Activity
Your answer should hold the data exactly as given, minus any picture.

##### Data in this exercise #####

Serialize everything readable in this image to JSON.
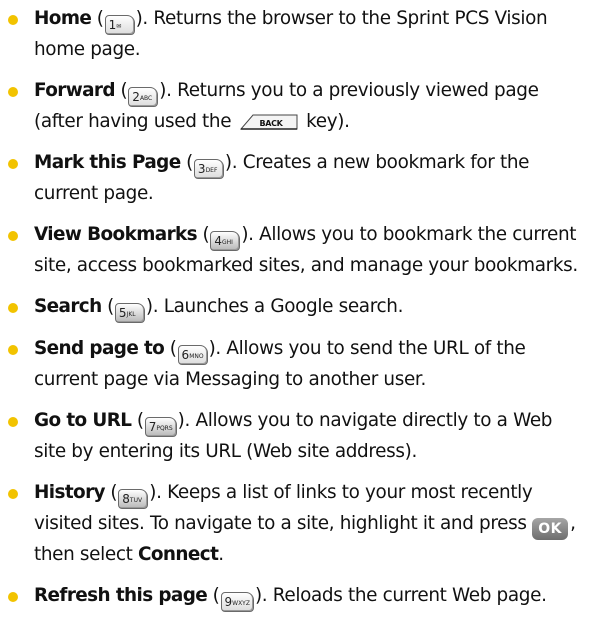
{
  "items": [
    {
      "term": "Home",
      "key_num": "1",
      "key_sub": "✉",
      "pre": " (",
      "post": "). Returns the browser to the Sprint PCS Vision home page."
    },
    {
      "term": "Forward",
      "key_num": "2",
      "key_sub": "ABC",
      "pre": " (",
      "mid": "). Returns you to a previously viewed page (after having used the ",
      "back_label": "BACK",
      "post": " key)."
    },
    {
      "term": "Mark this Page",
      "key_num": "3",
      "key_sub": "DEF",
      "pre": " (",
      "post": "). Creates a new bookmark for the current page."
    },
    {
      "term": "View Bookmarks",
      "key_num": "4",
      "key_sub": "GHI",
      "pre": " (",
      "post": "). Allows you to bookmark the current site, access bookmarked sites, and manage your bookmarks."
    },
    {
      "term": "Search",
      "key_num": "5",
      "key_sub": "JKL",
      "pre": " (",
      "post": "). Launches a Google search."
    },
    {
      "term": "Send page to",
      "key_num": "6",
      "key_sub": "MNO",
      "pre": " (",
      "post": "). Allows you to send the URL of the current page via Messaging to another user."
    },
    {
      "term": "Go to URL",
      "key_num": "7",
      "key_sub": "PQRS",
      "pre": " (",
      "post": "). Allows you to navigate directly to a Web site by entering its URL (Web site address)."
    },
    {
      "term": "History",
      "key_num": "8",
      "key_sub": "TUV",
      "pre": " (",
      "mid": "). Keeps a list of links to your most recently visited sites. To navigate to a site, highlight it and press ",
      "ok_label": "OK",
      "mid2": ", then select ",
      "term2": "Connect",
      "post": "."
    },
    {
      "term": "Refresh this page",
      "key_num": "9",
      "key_sub": "WXYZ",
      "pre": " (",
      "post": "). Reloads the current Web page."
    }
  ],
  "colors": {
    "bullet": "#f2c300",
    "text": "#111111"
  }
}
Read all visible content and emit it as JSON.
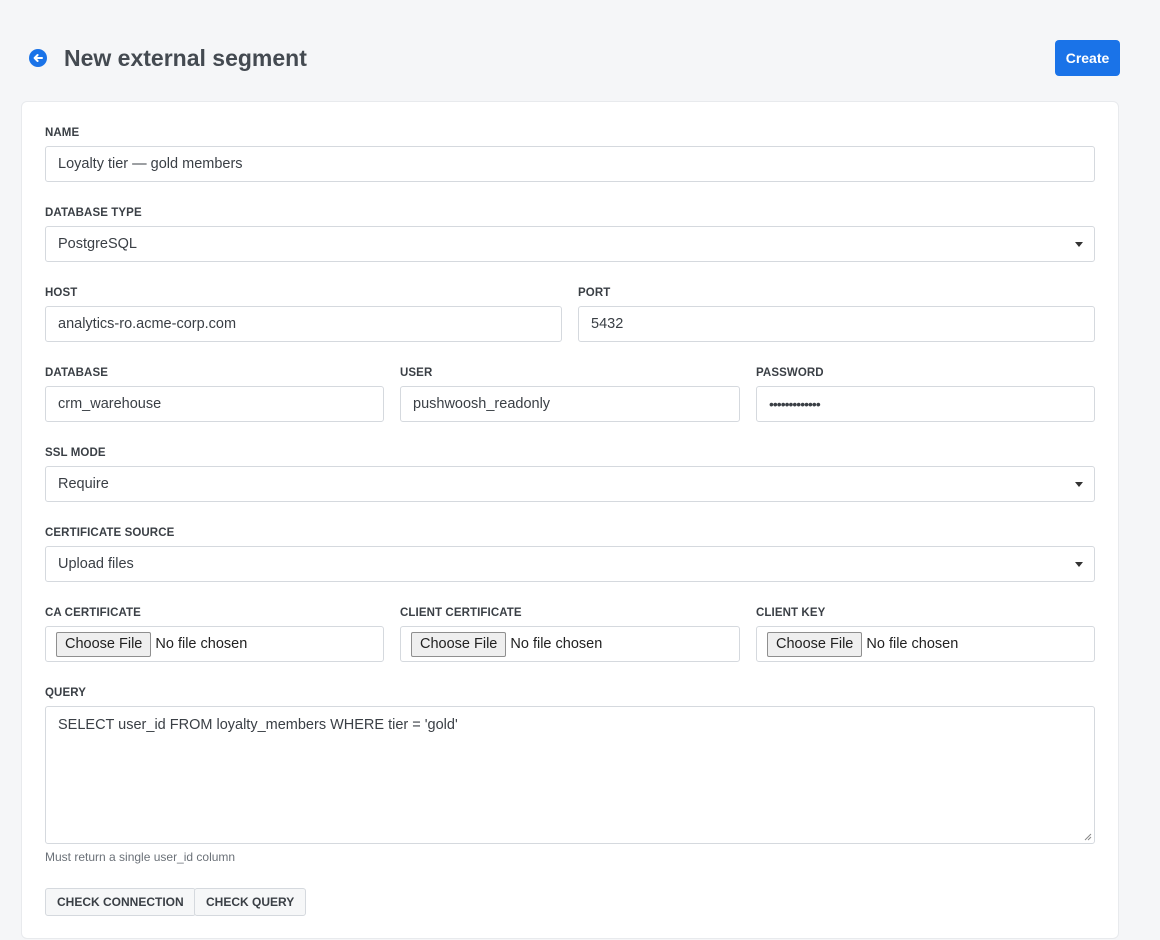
{
  "header": {
    "title": "New external segment",
    "back_icon": "arrow-left-circle-icon",
    "create_label": "Create"
  },
  "form": {
    "name": {
      "label": "NAME",
      "value": "Loyalty tier — gold members"
    },
    "database_type": {
      "label": "DATABASE TYPE",
      "value": "PostgreSQL"
    },
    "host": {
      "label": "HOST",
      "value": "analytics-ro.acme-corp.com"
    },
    "port": {
      "label": "PORT",
      "value": "5432"
    },
    "database": {
      "label": "DATABASE",
      "value": "crm_warehouse"
    },
    "user": {
      "label": "USER",
      "value": "pushwoosh_readonly"
    },
    "password": {
      "label": "PASSWORD",
      "value": "•••••••••••••"
    },
    "ssl_mode": {
      "label": "SSL MODE",
      "value": "Require"
    },
    "certificate_source": {
      "label": "CERTIFICATE SOURCE",
      "value": "Upload files"
    },
    "ca_certificate": {
      "label": "CA CERTIFICATE",
      "button": "Choose File",
      "status": "No file chosen"
    },
    "client_certificate": {
      "label": "CLIENT CERTIFICATE",
      "button": "Choose File",
      "status": "No file chosen"
    },
    "client_key": {
      "label": "CLIENT KEY",
      "button": "Choose File",
      "status": "No file chosen"
    },
    "query": {
      "label": "QUERY",
      "value": "SELECT user_id FROM loyalty_members WHERE tier = 'gold'",
      "hint": "Must return a single user_id column"
    }
  },
  "actions": {
    "check_connection": "CHECK CONNECTION",
    "check_query": "CHECK QUERY"
  },
  "colors": {
    "accent": "#1a73e8",
    "background": "#f5f6f8"
  }
}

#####

Finished task
Serialize everything readable in this image to JSON.
{
  "items": [
    {
      "term": "Home",
      "key_num": "1",
      "key_sub": "✉",
      "pre": " (",
      "post": "). Returns the browser to the Sprint PCS Vision home page."
    },
    {
      "term": "Forward",
      "key_num": "2",
      "key_sub": "ABC",
      "pre": " (",
      "mid": "). Returns you to a previously viewed page (after having used the ",
      "back_label": "BACK",
      "post": " key)."
    },
    {
      "term": "Mark this Page",
      "key_num": "3",
      "key_sub": "DEF",
      "pre": " (",
      "post": "). Creates a new bookmark for the current page."
    },
    {
      "term": "View Bookmarks",
      "key_num": "4",
      "key_sub": "GHI",
      "pre": " (",
      "post": "). Allows you to bookmark the current site, access bookmarked sites, and manage your bookmarks."
    },
    {
      "term": "Search",
      "key_num": "5",
      "key_sub": "JKL",
      "pre": " (",
      "post": "). Launches a Google search."
    },
    {
      "term": "Send page to",
      "key_num": "6",
      "key_sub": "MNO",
      "pre": " (",
      "post": "). Allows you to send the URL of the current page via Messaging to another user."
    },
    {
      "term": "Go to URL",
      "key_num": "7",
      "key_sub": "PQRS",
      "pre": " (",
      "post": "). Allows you to navigate directly to a Web site by entering its URL (Web site address)."
    },
    {
      "term": "History",
      "key_num": "8",
      "key_sub": "TUV",
      "pre": " (",
      "mid": "). Keeps a list of links to your most recently visited sites. To navigate to a site, highlight it and press ",
      "ok_label": "OK",
      "mid2": ", then select ",
      "term2": "Connect",
      "post": "."
    },
    {
      "term": "Refresh this page",
      "key_num": "9",
      "key_sub": "WXYZ",
      "pre": " (",
      "post": "). Reloads the current Web page."
    }
  ],
  "colors": {
    "bullet": "#f2c300",
    "text": "#111111"
  }
}
Read all visible content and emit it as JSON.
{
  "header": {
    "title": "New external segment",
    "back_icon": "arrow-left-circle-icon",
    "create_label": "Create"
  },
  "form": {
    "name": {
      "label": "NAME",
      "value": "Loyalty tier — gold members"
    },
    "database_type": {
      "label": "DATABASE TYPE",
      "value": "PostgreSQL"
    },
    "host": {
      "label": "HOST",
      "value": "analytics-ro.acme-corp.com"
    },
    "port": {
      "label": "PORT",
      "value": "5432"
    },
    "database": {
      "label": "DATABASE",
      "value": "crm_warehouse"
    },
    "user": {
      "label": "USER",
      "value": "pushwoosh_readonly"
    },
    "password": {
      "label": "PASSWORD",
      "value": "•••••••••••••"
    },
    "ssl_mode": {
      "label": "SSL MODE",
      "value": "Require"
    },
    "certificate_source": {
      "label": "CERTIFICATE SOURCE",
      "value": "Upload files"
    },
    "ca_certificate": {
      "label": "CA CERTIFICATE",
      "button": "Choose File",
      "status": "No file chosen"
    },
    "client_certificate": {
      "label": "CLIENT CERTIFICATE",
      "button": "Choose File",
      "status": "No file chosen"
    },
    "client_key": {
      "label": "CLIENT KEY",
      "button": "Choose File",
      "status": "No file chosen"
    },
    "query": {
      "label": "QUERY",
      "value": "SELECT user_id FROM loyalty_members WHERE tier = 'gold'",
      "hint": "Must return a single user_id column"
    }
  },
  "actions": {
    "check_connection": "CHECK CONNECTION",
    "check_query": "CHECK QUERY"
  },
  "colors": {
    "accent": "#1a73e8",
    "background": "#f5f6f8"
  }
}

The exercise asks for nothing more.